:: WHAT IS NEEDED ::
Your answer should be a single number, the count of lines in the material with the string "vector".
----- INFORMATION GIVEN -----
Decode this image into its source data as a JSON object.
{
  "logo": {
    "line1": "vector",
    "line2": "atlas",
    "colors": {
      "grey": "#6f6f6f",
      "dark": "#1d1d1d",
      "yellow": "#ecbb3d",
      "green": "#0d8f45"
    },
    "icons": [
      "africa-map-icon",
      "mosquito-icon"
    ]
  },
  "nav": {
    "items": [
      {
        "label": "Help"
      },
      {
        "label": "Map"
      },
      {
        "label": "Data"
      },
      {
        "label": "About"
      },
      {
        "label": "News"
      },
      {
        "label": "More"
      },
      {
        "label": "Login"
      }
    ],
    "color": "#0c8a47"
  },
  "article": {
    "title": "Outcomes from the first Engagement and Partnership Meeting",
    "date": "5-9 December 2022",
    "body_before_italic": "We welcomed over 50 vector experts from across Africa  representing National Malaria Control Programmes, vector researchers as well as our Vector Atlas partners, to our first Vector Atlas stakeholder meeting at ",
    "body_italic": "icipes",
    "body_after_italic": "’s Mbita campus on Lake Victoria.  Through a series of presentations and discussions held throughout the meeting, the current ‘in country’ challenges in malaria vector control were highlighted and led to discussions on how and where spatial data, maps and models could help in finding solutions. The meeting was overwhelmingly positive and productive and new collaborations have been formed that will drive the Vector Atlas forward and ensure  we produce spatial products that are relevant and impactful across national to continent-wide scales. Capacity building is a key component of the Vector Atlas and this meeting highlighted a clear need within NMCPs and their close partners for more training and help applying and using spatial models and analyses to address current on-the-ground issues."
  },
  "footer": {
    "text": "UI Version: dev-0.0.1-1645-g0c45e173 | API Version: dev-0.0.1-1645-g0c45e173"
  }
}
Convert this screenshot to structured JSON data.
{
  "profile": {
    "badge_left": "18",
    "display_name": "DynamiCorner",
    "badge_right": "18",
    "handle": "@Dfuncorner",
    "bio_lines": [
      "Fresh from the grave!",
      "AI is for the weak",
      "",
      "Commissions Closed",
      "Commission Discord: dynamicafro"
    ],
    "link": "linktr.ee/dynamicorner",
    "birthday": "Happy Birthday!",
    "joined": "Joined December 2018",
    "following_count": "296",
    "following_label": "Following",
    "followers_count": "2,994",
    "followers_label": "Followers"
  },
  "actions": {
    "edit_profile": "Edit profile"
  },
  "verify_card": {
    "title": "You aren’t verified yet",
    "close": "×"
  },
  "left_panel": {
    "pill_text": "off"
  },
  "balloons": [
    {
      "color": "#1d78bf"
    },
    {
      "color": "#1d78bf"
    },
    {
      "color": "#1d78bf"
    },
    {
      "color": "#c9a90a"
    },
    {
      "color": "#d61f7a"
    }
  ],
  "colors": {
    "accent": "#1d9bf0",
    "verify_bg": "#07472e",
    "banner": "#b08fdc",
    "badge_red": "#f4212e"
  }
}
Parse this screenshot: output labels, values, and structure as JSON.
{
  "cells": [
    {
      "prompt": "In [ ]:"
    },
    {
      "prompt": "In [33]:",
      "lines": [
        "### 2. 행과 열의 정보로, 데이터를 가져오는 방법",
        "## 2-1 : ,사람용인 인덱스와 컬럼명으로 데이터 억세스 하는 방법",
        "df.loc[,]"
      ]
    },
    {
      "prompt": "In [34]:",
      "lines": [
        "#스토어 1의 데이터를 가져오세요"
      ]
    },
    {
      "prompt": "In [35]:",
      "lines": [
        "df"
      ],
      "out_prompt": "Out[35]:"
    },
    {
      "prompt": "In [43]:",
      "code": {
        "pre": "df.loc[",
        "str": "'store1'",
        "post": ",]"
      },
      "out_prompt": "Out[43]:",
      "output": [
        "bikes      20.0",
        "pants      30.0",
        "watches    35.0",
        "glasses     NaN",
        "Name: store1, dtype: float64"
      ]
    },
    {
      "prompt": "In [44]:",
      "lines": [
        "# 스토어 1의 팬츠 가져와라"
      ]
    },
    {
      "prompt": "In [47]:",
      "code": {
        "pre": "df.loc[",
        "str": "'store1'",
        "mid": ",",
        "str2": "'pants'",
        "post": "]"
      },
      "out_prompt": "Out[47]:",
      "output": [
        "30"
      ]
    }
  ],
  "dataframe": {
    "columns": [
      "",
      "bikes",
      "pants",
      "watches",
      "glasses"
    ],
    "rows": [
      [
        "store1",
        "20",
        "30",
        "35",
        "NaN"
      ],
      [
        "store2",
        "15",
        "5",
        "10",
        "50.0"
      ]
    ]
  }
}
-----
:: RESPONSE TO THE EXERCISE ::
3